Both Peter Todd and Andreas Antonopoulos have voiced their distaste for the latest Bitcoin Improvement Proposal (BIP75)’s know-your-customer (KYC) and anti-money laundering (AML) aspects.
BIP75: ‘A Bad Strategy for Bitcoin’
The update, known as BIP75 and co-authored by developers from Netki and Breadwallet, allows for transactions to be more compliant with many countries’ payment legislation.
However, the added ease of identifying transaction parties goes against Bitcoin’s ethos and could be detrimental, Todd and Antonopoulos argue.
“In any case, I’d strongly argue that we remove BIP75 from the bips repository, and boycott wallets that implement it,” Todd wrote in a response to an explanatory by Netki’s Justin Newton.
He added it is “[a] bad strategy for Bitcoin developers to willingly participate in AML/KYC” and that the “minor tactical wins you’ll get [out] of this aren’t worth it.”
On Twitter, Antonopoulos was more blunt, calling the update a “Bitcoin deterioration proposal”:
The friction comes from BIP75’s ability to add an optional identity for senders of a transaction, which would add a personal aspect to Bitcoin unnecessary beyond legislative compliance.
In demonstrating this superfluous aspect, Todd draws comparisons to the Tor protocol.
“In some (most?) countries, it is illegal to offer telecoms services without wiretap facilities,” he wrote. “Does that mean Tor builds into its software ‘open source’ [,] ‘open standards’ wiretapping functionality? No.”

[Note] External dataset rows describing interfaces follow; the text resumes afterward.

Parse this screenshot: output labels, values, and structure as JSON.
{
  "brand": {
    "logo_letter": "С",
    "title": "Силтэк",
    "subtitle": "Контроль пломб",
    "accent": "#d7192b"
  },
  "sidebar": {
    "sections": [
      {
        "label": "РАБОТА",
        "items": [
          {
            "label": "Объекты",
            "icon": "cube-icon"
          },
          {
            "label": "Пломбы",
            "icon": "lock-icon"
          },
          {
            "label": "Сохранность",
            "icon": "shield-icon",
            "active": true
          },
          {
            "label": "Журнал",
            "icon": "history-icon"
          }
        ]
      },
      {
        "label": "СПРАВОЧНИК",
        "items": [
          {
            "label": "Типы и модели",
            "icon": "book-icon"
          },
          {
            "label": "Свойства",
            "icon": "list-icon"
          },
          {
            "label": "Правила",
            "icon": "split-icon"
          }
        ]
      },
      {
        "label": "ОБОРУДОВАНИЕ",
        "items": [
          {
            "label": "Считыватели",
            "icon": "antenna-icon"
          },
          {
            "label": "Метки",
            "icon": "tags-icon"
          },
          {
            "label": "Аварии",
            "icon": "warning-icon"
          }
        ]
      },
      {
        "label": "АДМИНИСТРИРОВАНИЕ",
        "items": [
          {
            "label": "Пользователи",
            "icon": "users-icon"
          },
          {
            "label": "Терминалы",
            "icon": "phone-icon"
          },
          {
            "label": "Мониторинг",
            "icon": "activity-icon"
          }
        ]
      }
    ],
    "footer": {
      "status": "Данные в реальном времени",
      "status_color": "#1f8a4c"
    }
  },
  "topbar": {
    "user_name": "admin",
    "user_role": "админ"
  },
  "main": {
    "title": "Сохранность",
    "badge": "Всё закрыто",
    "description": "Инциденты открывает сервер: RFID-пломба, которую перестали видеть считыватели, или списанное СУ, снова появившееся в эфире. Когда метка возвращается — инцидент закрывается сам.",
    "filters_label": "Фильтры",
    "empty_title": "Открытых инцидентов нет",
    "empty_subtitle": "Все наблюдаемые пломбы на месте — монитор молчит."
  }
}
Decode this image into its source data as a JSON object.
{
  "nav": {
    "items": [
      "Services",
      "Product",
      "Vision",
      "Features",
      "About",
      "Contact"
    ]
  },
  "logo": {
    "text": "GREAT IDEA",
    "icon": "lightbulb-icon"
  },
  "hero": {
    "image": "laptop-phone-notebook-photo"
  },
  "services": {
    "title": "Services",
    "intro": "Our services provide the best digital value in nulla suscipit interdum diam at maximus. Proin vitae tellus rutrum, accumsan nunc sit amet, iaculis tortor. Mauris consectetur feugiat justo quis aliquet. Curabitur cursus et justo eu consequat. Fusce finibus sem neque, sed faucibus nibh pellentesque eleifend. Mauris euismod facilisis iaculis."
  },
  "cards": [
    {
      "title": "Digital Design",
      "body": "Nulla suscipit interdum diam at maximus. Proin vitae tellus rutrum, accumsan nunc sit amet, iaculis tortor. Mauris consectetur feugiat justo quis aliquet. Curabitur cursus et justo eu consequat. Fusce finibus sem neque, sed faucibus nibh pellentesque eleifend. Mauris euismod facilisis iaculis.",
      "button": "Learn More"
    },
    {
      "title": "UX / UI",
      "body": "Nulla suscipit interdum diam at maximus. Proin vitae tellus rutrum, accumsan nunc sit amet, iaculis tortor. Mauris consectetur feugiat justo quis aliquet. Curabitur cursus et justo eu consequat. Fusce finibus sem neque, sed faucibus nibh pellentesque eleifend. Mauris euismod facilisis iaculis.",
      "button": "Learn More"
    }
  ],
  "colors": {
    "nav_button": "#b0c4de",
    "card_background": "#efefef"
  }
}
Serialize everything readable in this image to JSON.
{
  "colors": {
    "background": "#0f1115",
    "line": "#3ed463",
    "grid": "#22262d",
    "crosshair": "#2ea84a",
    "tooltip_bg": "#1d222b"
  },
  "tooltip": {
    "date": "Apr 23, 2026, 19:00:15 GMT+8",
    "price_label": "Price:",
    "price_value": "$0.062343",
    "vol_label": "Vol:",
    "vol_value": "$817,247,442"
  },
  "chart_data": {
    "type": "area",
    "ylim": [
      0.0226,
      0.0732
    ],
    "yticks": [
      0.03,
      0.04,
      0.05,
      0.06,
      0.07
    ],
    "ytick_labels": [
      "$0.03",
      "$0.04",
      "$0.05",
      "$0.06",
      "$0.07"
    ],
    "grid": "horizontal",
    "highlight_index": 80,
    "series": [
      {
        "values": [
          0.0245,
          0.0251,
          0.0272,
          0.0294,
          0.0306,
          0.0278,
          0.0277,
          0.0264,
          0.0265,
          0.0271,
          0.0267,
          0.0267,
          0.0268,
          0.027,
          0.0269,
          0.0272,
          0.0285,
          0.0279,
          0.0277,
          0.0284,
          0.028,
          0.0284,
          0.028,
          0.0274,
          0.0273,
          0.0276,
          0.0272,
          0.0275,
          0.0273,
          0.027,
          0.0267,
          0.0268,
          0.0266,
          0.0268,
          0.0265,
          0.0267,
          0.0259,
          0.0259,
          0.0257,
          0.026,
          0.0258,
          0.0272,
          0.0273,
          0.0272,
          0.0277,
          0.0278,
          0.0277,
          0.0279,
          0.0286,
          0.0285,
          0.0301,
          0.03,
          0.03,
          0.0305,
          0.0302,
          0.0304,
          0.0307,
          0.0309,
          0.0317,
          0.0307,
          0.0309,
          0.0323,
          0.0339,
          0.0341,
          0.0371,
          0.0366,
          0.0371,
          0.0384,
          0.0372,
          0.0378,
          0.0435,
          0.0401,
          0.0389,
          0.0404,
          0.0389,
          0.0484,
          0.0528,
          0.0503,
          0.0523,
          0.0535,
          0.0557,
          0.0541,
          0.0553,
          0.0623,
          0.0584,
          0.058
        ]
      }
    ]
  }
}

He noted that attempts to include this notionally compliant update in Tor “is actually a thing that keeps happening,” but which remain on the drawing board.
Meanwhile, some wallet providers such as Samourai are heeding Todd’s call:
Yet Good for Business?
Newton meanwhile had championed the added flexibility the update could bring to Bitcoin for businesses looking to engage in the currency.
“We wanted to build tools that allowed entrepreneurs to breathe easy, while at the same time allow more people and companies to enter the ecosystem,” he wrote to Todd.
“I don’t know if you are opposed to organizations that have AML requirements from using the bitcoin blockchain, but if you aren’t, why wouldn’t you prefer an open source, open standards based solution to exclusionary, proprietary ones?”
Newton’s angle was repeated in reaction to Todd on social media in some quarters.
“This is an opt-in protocol between pairs of wallets that support it. It has a valid use-case. It doesn’t clutter the Blockchain as it doesn’t actually store any additional data there,” Reddit user u/bitawareaustralia wrote.
The full text of the BIP75 improvements is available on GitHub, where its authors summarize its introduction as follows: “In short we wanted to make Bitcoin more human, while at the same time improving transaction privacy.”